**TASK DIRECTIONS:** If a line in the entries contains the string "structured", include that line in your answer.

RECORDS SHOWN START

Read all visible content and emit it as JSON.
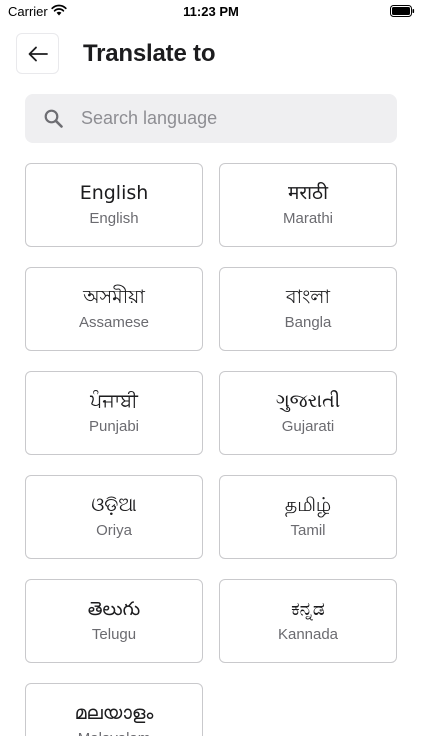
{
  "status_bar": {
    "carrier": "Carrier",
    "time": "11:23 PM"
  },
  "header": {
    "title": "Translate to",
    "back_icon": "arrow-left-icon"
  },
  "search": {
    "placeholder": "Search language",
    "value": "",
    "icon": "search-icon"
  },
  "languages": [
    {
      "native": "English",
      "english": "English"
    },
    {
      "native": "मराठी",
      "english": "Marathi"
    },
    {
      "native": "অসমীয়া",
      "english": "Assamese"
    },
    {
      "native": "বাংলা",
      "english": "Bangla"
    },
    {
      "native": "ਪੰਜਾਬੀ",
      "english": "Punjabi"
    },
    {
      "native": "ગુજરાતી",
      "english": "Gujarati"
    },
    {
      "native": "ଓଡ଼ିଆ",
      "english": "Oriya"
    },
    {
      "native": "தமிழ்",
      "english": "Tamil"
    },
    {
      "native": "తెలుగు",
      "english": "Telugu"
    },
    {
      "native": "ಕನ್ನಡ",
      "english": "Kannada"
    },
    {
      "native": "മലയാളം",
      "english": "Malayalam"
    }
  ],
  "colors": {
    "card_border": "#c9c9cc",
    "search_bg": "#efeff1",
    "secondary_text": "#6b6b70"
  }
}
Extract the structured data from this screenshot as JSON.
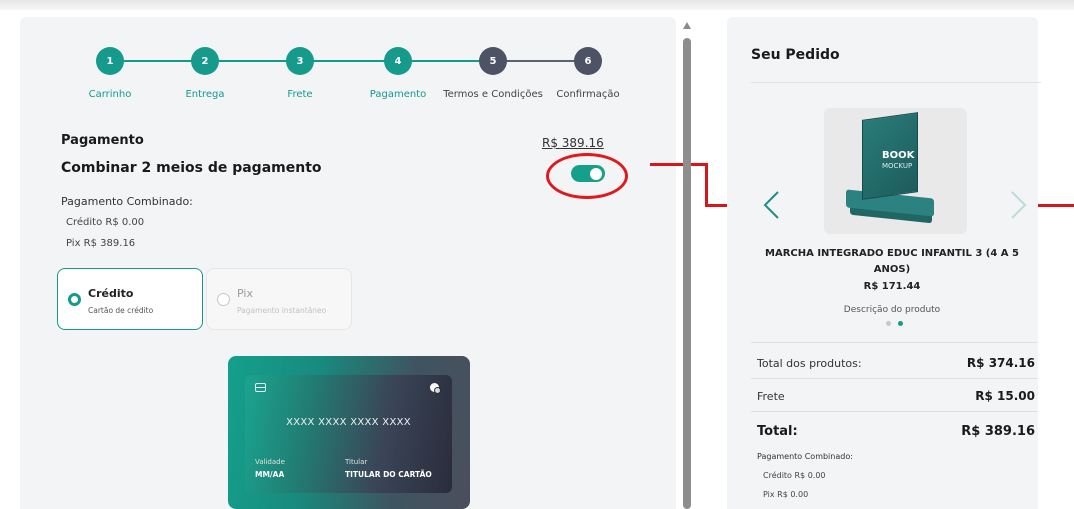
{
  "stepper": {
    "steps": [
      {
        "number": "1",
        "label": "Carrinho",
        "state": "active"
      },
      {
        "number": "2",
        "label": "Entrega",
        "state": "active"
      },
      {
        "number": "3",
        "label": "Frete",
        "state": "active"
      },
      {
        "number": "4",
        "label": "Pagamento",
        "state": "active"
      },
      {
        "number": "5",
        "label": "Termos e Condições",
        "state": "inactive"
      },
      {
        "number": "6",
        "label": "Confirmação",
        "state": "inactive"
      }
    ]
  },
  "payment": {
    "title": "Pagamento",
    "total": "R$ 389.16",
    "combine_title": "Combinar 2 meios de pagamento",
    "combine_toggle_on": true,
    "combined_label": "Pagamento Combinado:",
    "combined_credit": "Crédito R$ 0.00",
    "combined_pix": "Pix R$ 389.16",
    "methods": [
      {
        "name": "Crédito",
        "sub": "Cartão de crédito",
        "selected": true
      },
      {
        "name": "Pix",
        "sub": "Pagamento instantâneo",
        "selected": false
      }
    ]
  },
  "card": {
    "number": "XXXX XXXX XXXX XXXX",
    "validity_label": "Validade",
    "validity_value": "MM/AA",
    "holder_label": "Titular",
    "holder_value": "TITULAR DO CARTÃO"
  },
  "order": {
    "title": "Seu Pedido",
    "product": {
      "image_text_1": "BOOK",
      "image_text_2": "MOCKUP",
      "name": "MARCHA INTEGRADO EDUC INFANTIL 3 (4 A 5 ANOS)",
      "price": "R$ 171.44",
      "description": "Descrição do produto"
    },
    "summary": {
      "products_label": "Total dos produtos:",
      "products_value": "R$ 374.16",
      "shipping_label": "Frete",
      "shipping_value": "R$ 15.00",
      "total_label": "Total:",
      "total_value": "R$ 389.16",
      "combined_label": "Pagamento Combinado:",
      "combined_credit": "Crédito R$ 0.00",
      "combined_pix": "Pix R$ 0.00"
    }
  },
  "colors": {
    "accent": "#159a8b",
    "inactive_step": "#4d5264",
    "annotation": "#e0191d"
  }
}
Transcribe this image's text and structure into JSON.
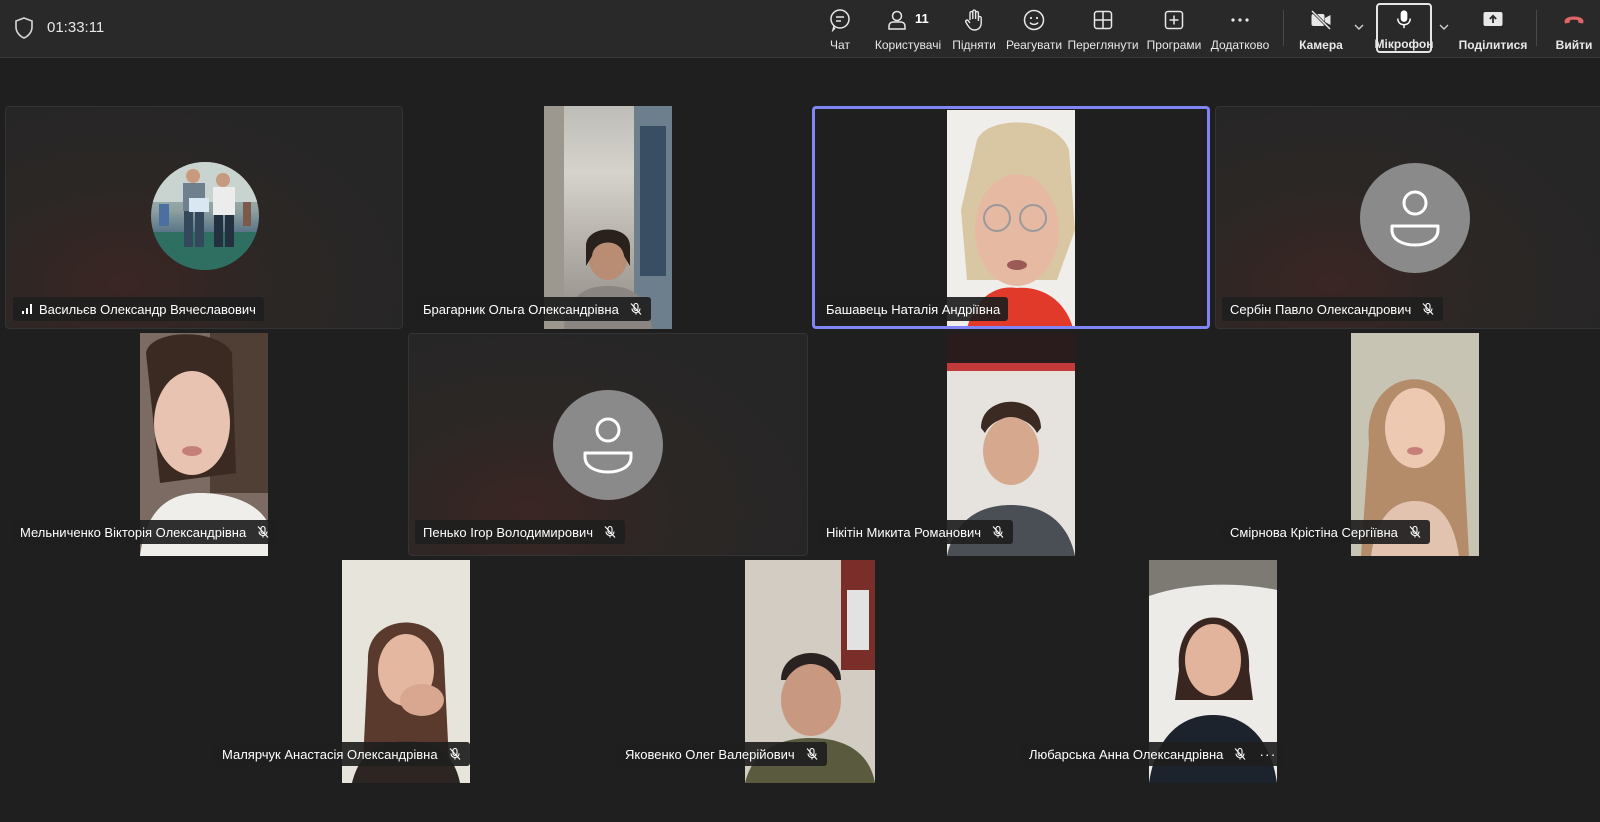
{
  "topbar": {
    "timer": "01:33:11",
    "participant_count": "11",
    "buttons": {
      "chat": "Чат",
      "people": "Користувачі",
      "raise": "Підняти",
      "react": "Реагувати",
      "view": "Переглянути",
      "apps": "Програми",
      "more": "Додатково",
      "camera": "Камера",
      "mic": "Мікрофон",
      "share": "Поділитися",
      "leave": "Вийти"
    },
    "colors": {
      "leave": "#e06666",
      "active_border": "#7f85f5"
    }
  },
  "participants": [
    {
      "name": "Васильєв Олександр Вячеславович",
      "muted": false,
      "speaking_icon": "signal-bars-icon"
    },
    {
      "name": "Брагарник Ольга Олександрівна",
      "muted": true
    },
    {
      "name": "Башавець Наталія Андріївна",
      "muted": false,
      "active": true
    },
    {
      "name": "Сербін Павло Олександрович",
      "muted": true
    },
    {
      "name": "Мельниченко Вікторія Олександрівна",
      "muted": true
    },
    {
      "name": "Пенько Ігор Володимирович",
      "muted": true
    },
    {
      "name": "Нікітін Микита Романович",
      "muted": true
    },
    {
      "name": "Смірнова Крістіна Сергіївна",
      "muted": true
    },
    {
      "name": "Малярчук Анастасія Олександрівна",
      "muted": true
    },
    {
      "name": "Яковенко Олег Валерійович",
      "muted": true
    },
    {
      "name": "Любарська Анна Олександрівна",
      "muted": true,
      "has_more_menu": true
    }
  ]
}
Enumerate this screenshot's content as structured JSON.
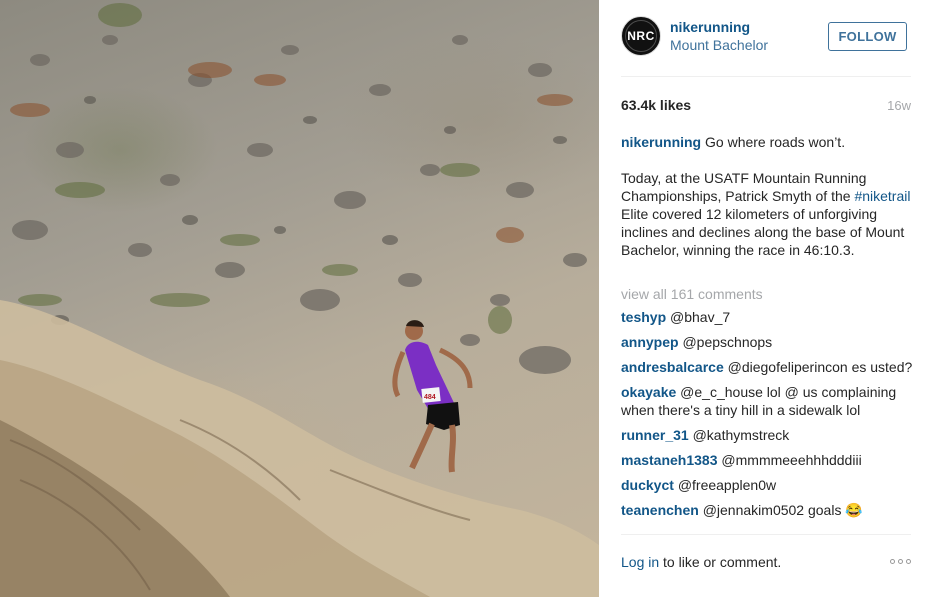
{
  "post": {
    "photo_alt": "",
    "account": {
      "username": "nikerunning",
      "avatar_text": "NRC",
      "location": "Mount Bachelor"
    },
    "follow_label": "FOLLOW",
    "likes": "63.4k likes",
    "age": "16w",
    "caption": {
      "username": "nikerunning",
      "line1": "Go where roads won’t.",
      "para_before_tag": "Today, at the USATF Mountain Running Championships, Patrick Smyth of the",
      "hashtag": "#niketrail",
      "para_after_tag": "Elite covered 12 kilometers of unforgiving inclines and declines along the base of Mount Bachelor, winning the race in 46:10.3."
    },
    "view_all": "view all 161 comments",
    "comments": [
      {
        "user": "teshyp",
        "text": "@bhav_7"
      },
      {
        "user": "annypep",
        "text": "@pepschnops"
      },
      {
        "user": "andresbalcarce",
        "text": "@diegofeliperincon es usted?"
      },
      {
        "user": "okayake",
        "text": "@e_c_house lol @ us complaining when there's a tiny hill in a sidewalk lol"
      },
      {
        "user": "runner_31",
        "text": "@kathymstreck"
      },
      {
        "user": "mastaneh1383",
        "text": "@mmmmeeehhhdddiii"
      },
      {
        "user": "duckyct",
        "text": "@freeapplen0w"
      },
      {
        "user": "teanenchen",
        "text": "@jennakim0502 goals 😂"
      }
    ],
    "footer": {
      "login": "Log in",
      "rest": "to like or comment."
    },
    "bib_number": "484",
    "colors": {
      "link": "#125688",
      "follow": "#3f729b",
      "muted": "#a5a7aa",
      "singlet": "#7b2fc4"
    }
  }
}
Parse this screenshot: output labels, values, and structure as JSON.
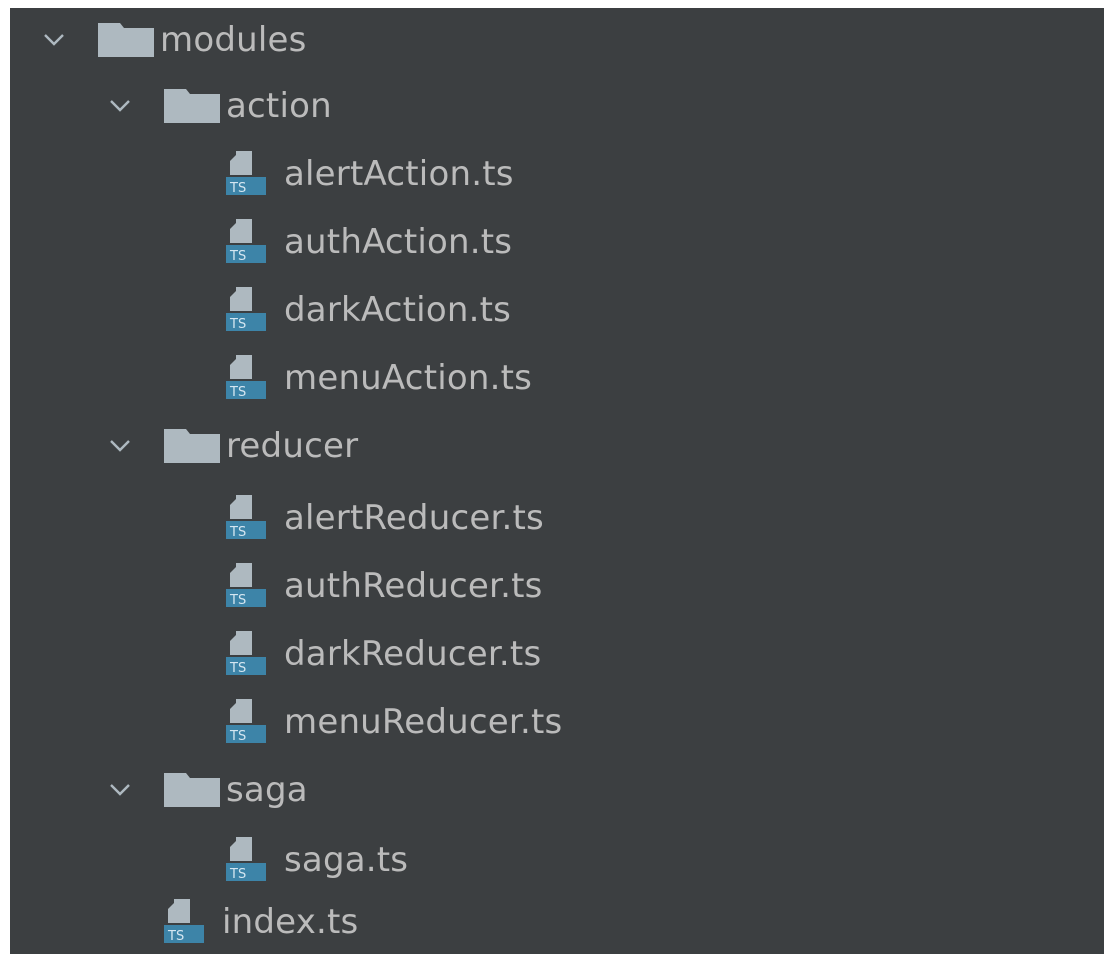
{
  "tree": {
    "items": [
      {
        "label": "modules",
        "kind": "folder",
        "depth": 0
      },
      {
        "label": "action",
        "kind": "folder",
        "depth": 1
      },
      {
        "label": "alertAction.ts",
        "kind": "ts",
        "depth": 2
      },
      {
        "label": "authAction.ts",
        "kind": "ts",
        "depth": 2
      },
      {
        "label": "darkAction.ts",
        "kind": "ts",
        "depth": 2
      },
      {
        "label": "menuAction.ts",
        "kind": "ts",
        "depth": 2
      },
      {
        "label": "reducer",
        "kind": "folder",
        "depth": 1
      },
      {
        "label": "alertReducer.ts",
        "kind": "ts",
        "depth": 2
      },
      {
        "label": "authReducer.ts",
        "kind": "ts",
        "depth": 2
      },
      {
        "label": "darkReducer.ts",
        "kind": "ts",
        "depth": 2
      },
      {
        "label": "menuReducer.ts",
        "kind": "ts",
        "depth": 2
      },
      {
        "label": "saga",
        "kind": "folder",
        "depth": 1
      },
      {
        "label": "saga.ts",
        "kind": "ts",
        "depth": 2
      },
      {
        "label": "index.ts",
        "kind": "ts",
        "depth": 1
      }
    ]
  },
  "icons": {
    "chevron": "chevron-down-icon",
    "folder": "folder-icon",
    "ts": "typescript-file-icon"
  },
  "colors": {
    "background": "#3c3f41",
    "text": "#bbbbbb",
    "folder": "#aeb9c0",
    "ts_badge": "#3d84a8"
  }
}
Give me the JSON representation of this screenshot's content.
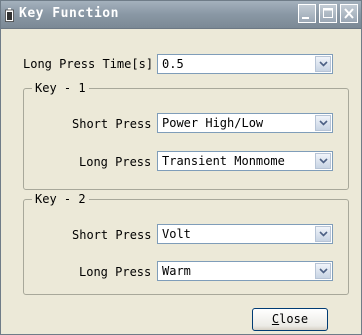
{
  "window": {
    "title": "Key Function"
  },
  "long_press_time": {
    "label": "Long Press Time[s]",
    "value": "0.5"
  },
  "key1": {
    "legend": "Key - 1",
    "short_press": {
      "label": "Short Press",
      "value": "Power High/Low"
    },
    "long_press": {
      "label": "Long Press",
      "value": "Transient Monmome"
    }
  },
  "key2": {
    "legend": "Key - 2",
    "short_press": {
      "label": "Short Press",
      "value": "Volt"
    },
    "long_press": {
      "label": "Long Press",
      "value": "Warm"
    }
  },
  "close_button": {
    "mnemonic": "C",
    "rest": "lose"
  },
  "icons": {
    "title": "battery-icon",
    "minimize": "minimize-icon",
    "maximize": "maximize-icon",
    "close": "close-icon",
    "dropdown": "chevron-down-icon"
  },
  "colors": {
    "titlebar": "#8997a4",
    "client_bg": "#ece9d8",
    "combo_border": "#7f9db9"
  }
}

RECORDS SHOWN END

**TASK OUTPUT:**
Extract the structured data from this screenshot as JSON.
Enumerate this screenshot's content as structured JSON.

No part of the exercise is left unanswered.